(1) Experimental, which include progress in fabrication methodology and nanomechanical experiments and
(2) Computational, which includes Molecular Dynamics (MD) Simulations of the small-scale metallic glass based material systems, as well as theoretical efforts.=> Investigating size-induced ductility in nano-sized metallic glasses produced by different deposition techniques.

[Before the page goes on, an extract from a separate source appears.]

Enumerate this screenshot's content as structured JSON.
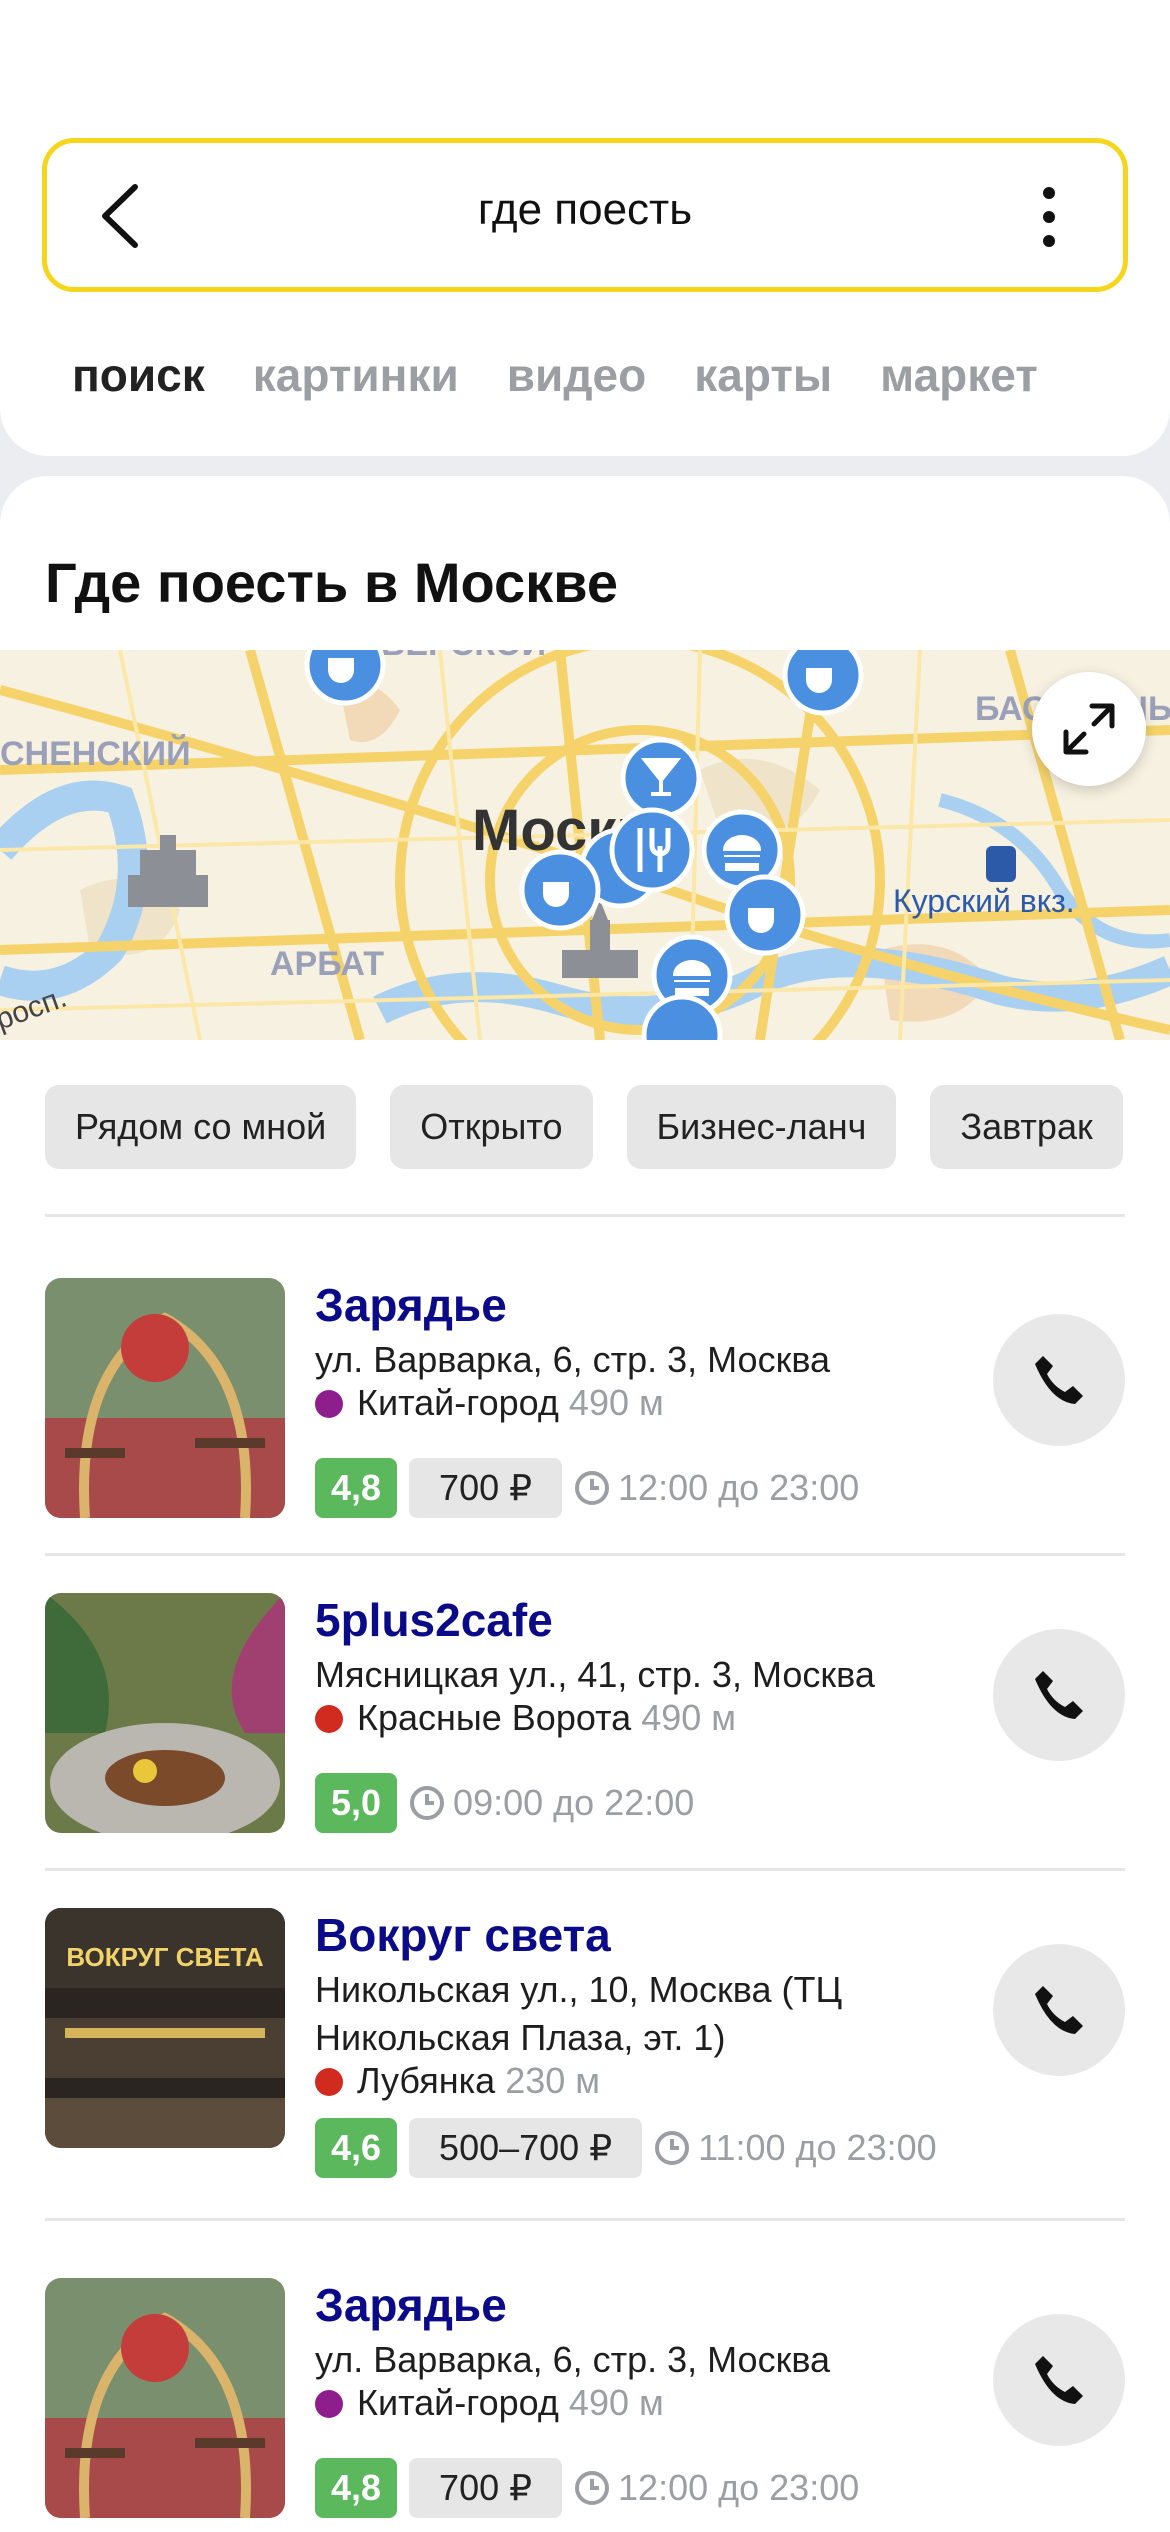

Progress in Experiments: 1.In this final quarter, a substantial part of our efforts has been dedicated to investigating the mechanical behavior of hollow, glassy Zr-Ni-Al nanolattices with wall thicknesses between 15nm and 500 nm deposited via sputtering. The sputter deposition was conducted for various times to result in nanolattices with different wall thicknesses, with the nanolattice median wall thickness ranging from 10 nm in the thinnest-walled nanolattices to 88 nm in the thickest-walled nanolattices. Uniaxial compression experiments performed inside of an SEM revealed a brittle-to-deformable transition as the nanolattice wall thickness is reduced. Thick-walled nanolattices exhibited large catastrophic strain bursts involving failure of multiple nanolattice layers simultaneously. Thin-walled nanolattices exhibited no strain bursts, instead undergoing smooth continuous deformation, with gradual layer-by-layer collapse and substantial recovery upon unloading. Structural analysis indicates all nanolattices that we made were outside the regime of Euler beam buckling or local (shell) buckling, indicating the failure mode arises from the constituent metallic glass material, not the nanolattice structure. The observed brittle-to-deformable transition as wall thickness is reduced can be understood in terms of the “smaller is more ductile or deformable” size effect that has frequently been observed in individual metallic glass nanopillars.2.We are continuing our in-situ X-ray diffraction experiments at the Advanced Photon Source (APS) to investigate the evolution of the principle peak position in S(Q) as a function of the post-sputtering annealing conditions to estimate the relative change in density as a function of thermal annealing in metallic glasses. These experiments are being performed in collaboration with Prof. W. Mao’s group at Stanford and with Qiaoshi (Charles) Zeng of Carnegie Institution. The results of these in-situ experiments reveal that annealing the samples leads to a different slope in the reduced pairwise function, as well as to a principal peak shift. This suggests that the density of the metallic glasses is increasing upon annealing and points to a reduction in the free volume. These results are consistent with our fundamental nano-tensile studies in the scope of this proposal, which revealed extreme tensile ductility reaching >10% engineering plastic strains, >150% true plastic strains, and necking down to a point during tensile straining in specimens as wide as ~150 nm at the high strengths of ~1.5 GPa (on average). Progress in Computations and Theory:1.We have embarked even more deeply into the theory of glass formation and fundamental properties of glassy metals. We characterized the atomic structures by integrating radial distribution functions (RDF) from molecular dynamics (MD) simulations for several metallic liquids and glasses: Cu46Zr54, Ni80Al20, Ni33.3Zr66.7, and Pd82Si18. Resulting cumulative coordination numbers (CN) showed that metallic liquids have a dimension of d = 2.55 ± 0.06 from the center atom to the first coordination shell and metallic glasses have d = 2.71 ± 0.04, both less than 3. Between the first and second coordination shells, both phases crossover to a dimension of d = 3, as for a crystal. Observations from discrete atom center-of-mass position counting are corroborated by continuously counting Cu glass- and liquid-phase atoms on an artificial grid, which accounts for the occupied atomic volume. Results from Cu grid analysis show short-range d = 2.65 for Cu liquid and d = 2.76 for Cu glass. Cu grid structures crossover to d = 3 at ~3 atomic diameters. We studied the evolution of local structural dimensions during quenching and discuss its correlation with the glass transition phenomenon.